The council was suspicious that the ferryman might try to charge some people higher rates than they allowed, so they hired an overseer to make sure that the rates were not exceeded. The people were happy because they knew that the law was being obeyed and the rates were ‘reasonable‘ and they had no idea that they were really paying more, because the overseer‘s salary was paid by an increase in the national tax. They had the illusion of cheap rates, but in the end, they paid more than the amounts that the ferryman wanted to charge.

The ferryman finally decided to sell the ferry to a man who was the son-in-law of one of the national rulers. He took his money and moved to Libertania. Once again, he bought land on both sides of the great river and built a new ferry. It wasn‘t long before business was booming. The new ferry was safer and more reliable than the one he sold in Regulatoria. More and more people from Regulatoria began to use the new ferry and the old ferry in Regulatoria grew worse and worse.

The people of Libertania also complained about the cost of the ferry, but the rulers would not interfere. Eventually, some of the Libertanians decided to build their own ferries. They saw how much the ferryman was making and thought that they could make a better ferry in a more convenient place. It wasn‘t long until the little ferryman had plenty of competition. As a result, he made improvements that the other ferries did not have and lowered his prices.

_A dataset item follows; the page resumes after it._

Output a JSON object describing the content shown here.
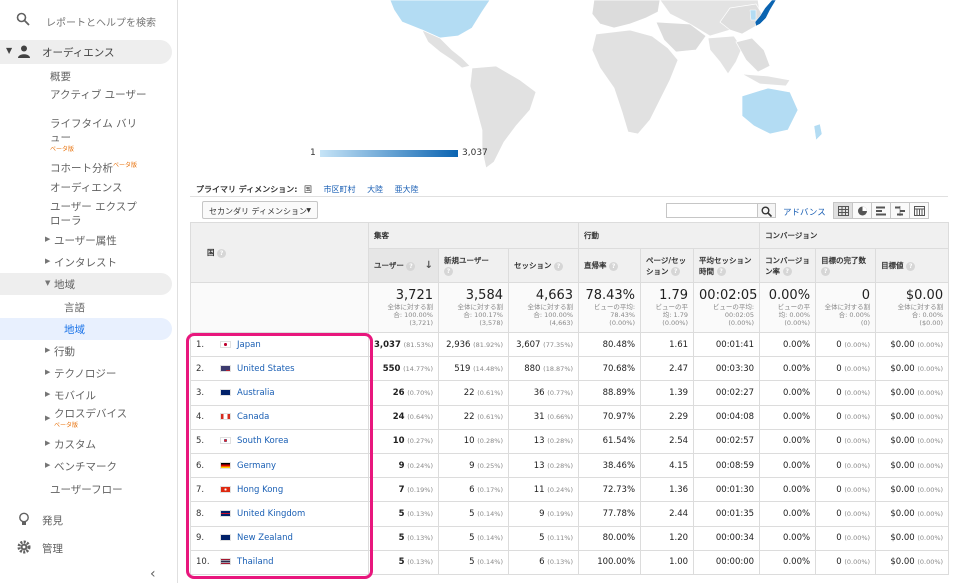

In the end, the people of Libertania had a number of safe, inexpensive options and were very happy. The people of Regulatoria, however, had only one broken down ferry . . . that is, until it was washed away by a flood. Then they had none.

How foolish the Regulatorians were. They saw the ferryman making money and were jealous. They wanted to force him to lower his rates. But if people are free and see someone making money, some will venture to start their own businesses in the hope of profit. This results in competition that keeps the profits within the limits that are appropriate for the risk and work involved. Regulations appear to work for a while, but in the end the people end up paying more and getting less.

William M. Bell, Jr.